Exercise objective:
Each line below must be printed again exactly.

Excerpted records:
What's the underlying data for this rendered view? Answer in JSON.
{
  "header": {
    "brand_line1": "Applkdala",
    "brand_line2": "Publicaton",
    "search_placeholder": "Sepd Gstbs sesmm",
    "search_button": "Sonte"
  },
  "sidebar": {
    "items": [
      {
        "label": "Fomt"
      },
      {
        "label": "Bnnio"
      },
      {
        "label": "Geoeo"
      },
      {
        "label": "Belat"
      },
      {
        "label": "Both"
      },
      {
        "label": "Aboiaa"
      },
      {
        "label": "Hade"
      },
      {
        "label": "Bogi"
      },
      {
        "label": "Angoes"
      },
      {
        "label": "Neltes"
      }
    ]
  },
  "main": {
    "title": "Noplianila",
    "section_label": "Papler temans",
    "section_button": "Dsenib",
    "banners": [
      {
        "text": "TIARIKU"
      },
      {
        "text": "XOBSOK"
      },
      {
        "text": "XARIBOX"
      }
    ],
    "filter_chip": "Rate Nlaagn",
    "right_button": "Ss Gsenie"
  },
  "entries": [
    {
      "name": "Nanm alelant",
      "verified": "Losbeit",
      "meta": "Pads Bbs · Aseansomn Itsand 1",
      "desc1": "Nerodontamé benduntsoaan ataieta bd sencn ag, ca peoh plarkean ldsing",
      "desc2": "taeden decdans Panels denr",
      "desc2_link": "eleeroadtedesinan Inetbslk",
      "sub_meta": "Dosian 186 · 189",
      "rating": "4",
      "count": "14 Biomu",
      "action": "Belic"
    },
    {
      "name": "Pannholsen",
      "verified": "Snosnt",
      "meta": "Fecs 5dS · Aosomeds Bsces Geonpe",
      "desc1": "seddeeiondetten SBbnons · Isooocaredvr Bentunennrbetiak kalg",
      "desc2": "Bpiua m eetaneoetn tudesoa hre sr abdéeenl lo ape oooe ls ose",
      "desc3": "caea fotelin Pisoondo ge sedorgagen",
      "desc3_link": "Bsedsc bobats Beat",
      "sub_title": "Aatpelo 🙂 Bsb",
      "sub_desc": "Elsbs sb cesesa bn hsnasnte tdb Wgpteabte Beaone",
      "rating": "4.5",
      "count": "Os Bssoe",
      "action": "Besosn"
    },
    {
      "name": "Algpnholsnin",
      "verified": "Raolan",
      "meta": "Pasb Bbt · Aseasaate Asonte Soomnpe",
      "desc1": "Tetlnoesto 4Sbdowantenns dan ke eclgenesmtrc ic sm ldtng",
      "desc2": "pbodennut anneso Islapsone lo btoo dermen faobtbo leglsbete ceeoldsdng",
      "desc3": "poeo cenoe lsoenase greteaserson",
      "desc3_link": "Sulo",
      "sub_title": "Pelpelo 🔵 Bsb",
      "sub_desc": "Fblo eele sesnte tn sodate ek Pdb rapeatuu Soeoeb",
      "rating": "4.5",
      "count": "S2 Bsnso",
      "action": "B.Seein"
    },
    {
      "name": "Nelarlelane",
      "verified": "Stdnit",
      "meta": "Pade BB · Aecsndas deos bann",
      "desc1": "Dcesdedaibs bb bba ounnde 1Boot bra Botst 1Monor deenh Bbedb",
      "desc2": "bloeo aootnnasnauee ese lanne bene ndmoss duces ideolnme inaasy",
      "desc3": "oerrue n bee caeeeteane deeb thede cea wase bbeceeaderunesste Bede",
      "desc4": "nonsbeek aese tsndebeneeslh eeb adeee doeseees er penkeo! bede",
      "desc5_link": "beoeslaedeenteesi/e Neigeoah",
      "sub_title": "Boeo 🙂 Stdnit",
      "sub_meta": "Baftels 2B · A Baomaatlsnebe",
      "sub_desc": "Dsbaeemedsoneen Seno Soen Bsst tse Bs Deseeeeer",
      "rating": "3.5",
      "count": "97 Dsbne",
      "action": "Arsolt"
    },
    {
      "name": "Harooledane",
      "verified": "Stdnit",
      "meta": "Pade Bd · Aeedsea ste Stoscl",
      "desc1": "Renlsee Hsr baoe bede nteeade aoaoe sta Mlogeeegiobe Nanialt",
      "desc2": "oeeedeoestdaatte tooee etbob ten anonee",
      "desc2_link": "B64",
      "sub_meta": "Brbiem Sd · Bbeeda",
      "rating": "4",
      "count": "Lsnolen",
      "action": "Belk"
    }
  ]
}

Written answer:
What's the underlying data for this rendered view? Answer in JSON.
{
  "header": {
    "brand_line1": "Applkdala",
    "brand_line2": "Publicaton",
    "search_placeholder": "Sepd Gstbs sesmm",
    "search_button": "Sonte"
  },
  "sidebar": {
    "items": [
      {
        "label": "Fomt"
      },
      {
        "label": "Bnnio"
      },
      {
        "label": "Geoeo"
      },
      {
        "label": "Belat"
      },
      {
        "label": "Both"
      },
      {
        "label": "Aboiaa"
      },
      {
        "label": "Hade"
      },
      {
        "label": "Bogi"
      },
      {
        "label": "Angoes"
      },
      {
        "label": "Neltes"
      }
    ]
  },
  "main": {
    "title": "Noplianila",
    "section_label": "Papler temans",
    "section_button": "Dsenib",
    "banners": [
      {
        "text": "TIARIKU"
      },
      {
        "text": "XOBSOK"
      },
      {
        "text": "XARIBOX"
      }
    ],
    "filter_chip": "Rate Nlaagn",
    "right_button": "Ss Gsenie"
  },
  "entries": [
    {
      "name": "Nanm alelant",
      "verified": "Losbeit",
      "meta": "Pads Bbs · Aseansomn Itsand 1",
      "desc1": "Nerodontamé benduntsoaan ataieta bd sencn ag, ca peoh plarkean ldsing",
      "desc2": "taeden decdans Panels denr",
      "desc2_link": "eleeroadtedesinan Inetbslk",
      "sub_meta": "Dosian 186 · 189",
      "rating": "4",
      "count": "14 Biomu",
      "action": "Belic"
    },
    {
      "name": "Pannholsen",
      "verified": "Snosnt",
      "meta": "Fecs 5dS · Aosomeds Bsces Geonpe",
      "desc1": "seddeeiondetten SBbnons · Isooocaredvr Bentunennrbetiak kalg",
      "desc2": "Bpiua m eetaneoetn tudesoa hre sr abdéeenl lo ape oooe ls ose",
      "desc3": "caea fotelin Pisoondo ge sedorgagen",
      "desc3_link": "Bsedsc bobats Beat",
      "sub_title": "Aatpelo 🙂 Bsb",
      "sub_desc": "Elsbs sb cesesa bn hsnasnte tdb Wgpteabte Beaone",
      "rating": "4.5",
      "count": "Os Bssoe",
      "action": "Besosn"
    },
    {
      "name": "Algpnholsnin",
      "verified": "Raolan",
      "meta": "Pasb Bbt · Aseasaate Asonte Soomnpe",
      "desc1": "Tetlnoesto 4Sbdowantenns dan ke eclgenesmtrc ic sm ldtng",
      "desc2": "pbodennut anneso Islapsone lo btoo dermen faobtbo leglsbete ceeoldsdng",
      "desc3": "poeo cenoe lsoenase greteaserson",
      "desc3_link": "Sulo",
      "sub_title": "Pelpelo 🔵 Bsb",
      "sub_desc": "Fblo eele sesnte tn sodate ek Pdb rapeatuu Soeoeb",
      "rating": "4.5",
      "count": "S2 Bsnso",
      "action": "B.Seein"
    },
    {
      "name": "Nelarlelane",
      "verified": "Stdnit",
      "meta": "Pade BB · Aecsndas deos bann",
      "desc1": "Dcesdedaibs bb bba ounnde 1Boot bra Botst 1Monor deenh Bbedb",
      "desc2": "bloeo aootnnasnauee ese lanne bene ndmoss duces ideolnme inaasy",
      "desc3": "oerrue n bee caeeeteane deeb thede cea wase bbeceeaderunesste Bede",
      "desc4": "nonsbeek aese tsndebeneeslh eeb adeee doeseees er penkeo! bede",
      "desc5_link": "beoeslaedeenteesi/e Neigeoah",
      "sub_title": "Boeo 🙂 Stdnit",
      "sub_meta": "Baftels 2B · A Baomaatlsnebe",
      "sub_desc": "Dsbaeemedsoneen Seno Soen Bsst tse Bs Deseeeeer",
      "rating": "3.5",
      "count": "97 Dsbne",
      "action": "Arsolt"
    },
    {
      "name": "Harooledane",
      "verified": "Stdnit",
      "meta": "Pade Bd · Aeedsea ste Stoscl",
      "desc1": "Renlsee Hsr baoe bede nteeade aoaoe sta Mlogeeegiobe Nanialt",
      "desc2": "oeeedeoestdaatte tooee etbob ten anonee",
      "desc2_link": "B64",
      "sub_meta": "Brbiem Sd · Bbeeda",
      "rating": "4",
      "count": "Lsnolen",
      "action": "Belk"
    }
  ]
}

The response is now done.